Having a secondary browser is a must if you’re always stuck in a slow, unreliable internet connection (like when you’re leeching off public WiFi). This secondary browser must be optimized for slow internet connection to help you survive the pain and annoyance of waiting for websites to finish loading.
Set-up a secondary browser optimized for slow connection:
1. Choose a browser
If you’re default browser is Firefox, then go with either Chrome or Opera. If you choose Opera, you can take advantage of the Opera Turbo feature, which is a trimmed-down version of the webpage specifically for slow connections. Chrome, on the other hand, is your best choice when system resource is an issue as well.
2. Block Ads and Flash
There are a lot of add-ons that you can use to block these Ads and Flash.
AdBlock for Chrome
AdBlock for Opera (Opera Turbo has a built-in Flashblock)
3. Disable images
It’s really nice to see articles or web pages with images, however, when you’re on sluggish connection it’s better to disable them especially if you don’t really need them.
In Opera, head to Preferences > Webpages and change the “Images” dropdown to “cached images” or “no images“. Cached images will load only stuff you’ve already stored locally, so it won’t use up any of your internet connection. Firefox users can just go to Options > Content and uncheck the “Load Images Automatically” box. Chrome users can go to Settings > Under the Hood > Content Settings and disable images from there. Both Firefox and Chrome can let you whitelist sites from which you still want to load images.
4. Use fewer or no extensions
Add-ons are there to power up the browser but using too many of them can seriously slow down your browser. It’s okay to use them on your default or primary browser, but for our optimized secondary browser, it’s better to NOT use any extension (except for the Ad and Flash blocker).
5. Use mobile sites
Most of the websites nowadays already have their own mobile-friendly versions. I know it’s not really nice to view these mobile sites on a regular web browser but if you’re on an unbearably slow connection, it might be worth trying them.

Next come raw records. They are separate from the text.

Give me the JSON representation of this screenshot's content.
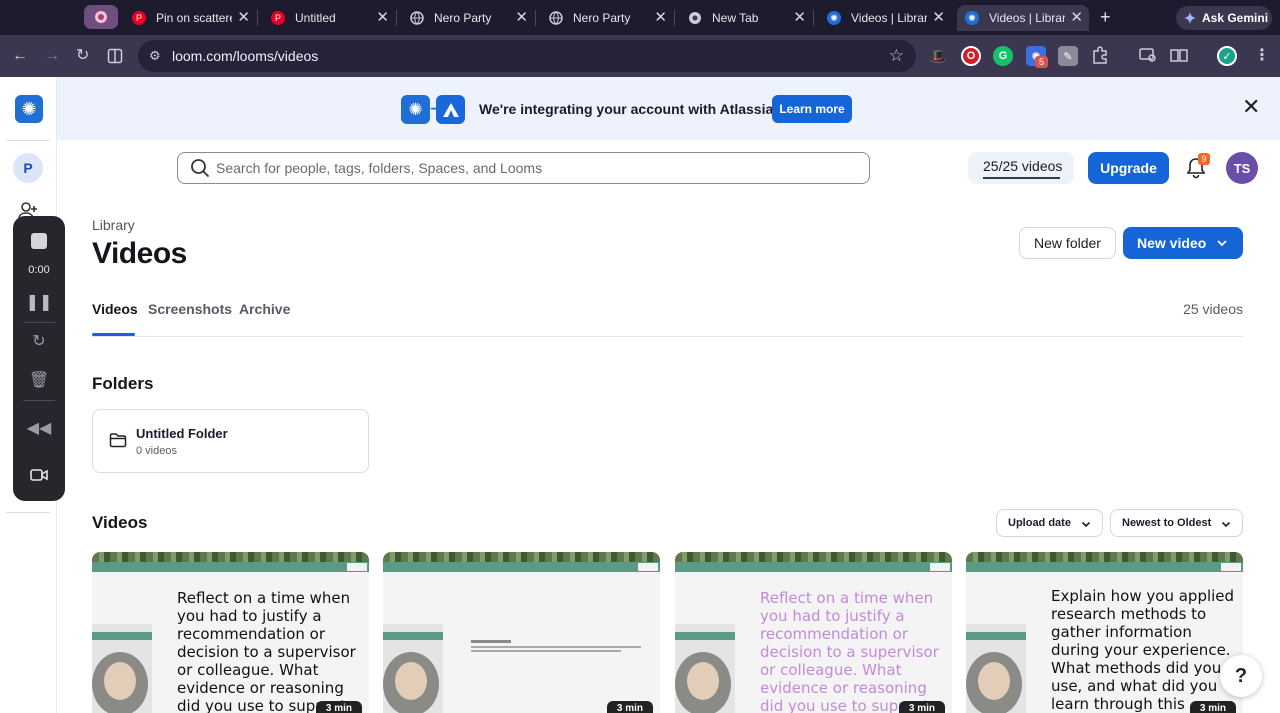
{
  "browser": {
    "tabs": [
      {
        "title": "Pin on scattered"
      },
      {
        "title": "Untitled"
      },
      {
        "title": "Nero Party"
      },
      {
        "title": "Nero Party"
      },
      {
        "title": "New Tab"
      },
      {
        "title": "Videos | Library"
      },
      {
        "title": "Videos | Library"
      }
    ],
    "new_tab_symbol": "+",
    "gemini_label": "Ask Gemini",
    "url": "loom.com/looms/videos",
    "extension_badge": "5"
  },
  "banner": {
    "message": "We're integrating your account with Atlassian.",
    "learn_more": "Learn more"
  },
  "sidebar": {
    "workspace_initial": "P"
  },
  "recorder": {
    "time": "0:00"
  },
  "header": {
    "search_placeholder": "Search for people, tags, folders, Spaces, and Looms",
    "quota": "25/25 videos",
    "quota_fraction": 1.0,
    "upgrade": "Upgrade",
    "notification_count": "9",
    "user_initials": "TS"
  },
  "page": {
    "breadcrumb": "Library",
    "title": "Videos",
    "new_folder": "New folder",
    "new_video": "New video",
    "tabs": [
      {
        "label": "Videos"
      },
      {
        "label": "Screenshots"
      },
      {
        "label": "Archive"
      }
    ],
    "video_count": "25 videos"
  },
  "folders": {
    "heading": "Folders",
    "items": [
      {
        "name": "Untitled Folder",
        "count": "0 videos"
      }
    ]
  },
  "videos": {
    "heading": "Videos",
    "sort_by": "Upload date",
    "sort_order": "Newest to Oldest",
    "cards": [
      {
        "prompt": "Reflect on a time when you had to justify a recommendation or decision to a supervisor or colleague. What evidence or reasoning did you use to support your position?",
        "duration": "3 min"
      },
      {
        "prompt": "",
        "duration": "3 min"
      },
      {
        "prompt": "Reflect on a time when you had to justify a recommendation or decision to a supervisor or colleague. What evidence or reasoning did you use to support your position?",
        "duration": "3 min"
      },
      {
        "prompt": "Explain how you applied research methods to gather information during your experience. What methods did you use, and what did you learn through this process?",
        "duration": "3 min"
      }
    ]
  },
  "help_label": "?",
  "colors": {
    "accent": "#1565d8",
    "banner_bg": "#edf2fc",
    "avatar": "#6a4ea8",
    "badge": "#f5672a"
  }
}
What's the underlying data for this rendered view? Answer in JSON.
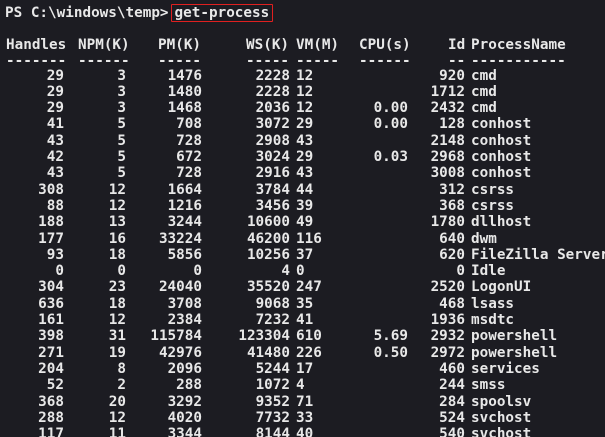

A simple way to do this is to change the user agent of the secondary browser to a mobile device like Android or iPhone.
For Firefox, you can use User Switch Agent.
For Chrome, you can use User-Agent Switcher.
Opera, unfortunately, doesn’t support changing the user agent.
6. Disable automatic updates
I don’t usually recommend this since it’s really important to always get the latest updates of the add-ons and the web browsers, however, if you’re on a slow connection, I’m sure you don’t want it to be leeching up bandwidth in secret while you’re trying to browse.
To disable automatic updates in Opera, go to Preferences > Advanced tab > Security then change the “Auto-Update” dropdown to “Notify me“. For Firefox, just go to Options > Advanced > Update then choose “Ask me what to do”.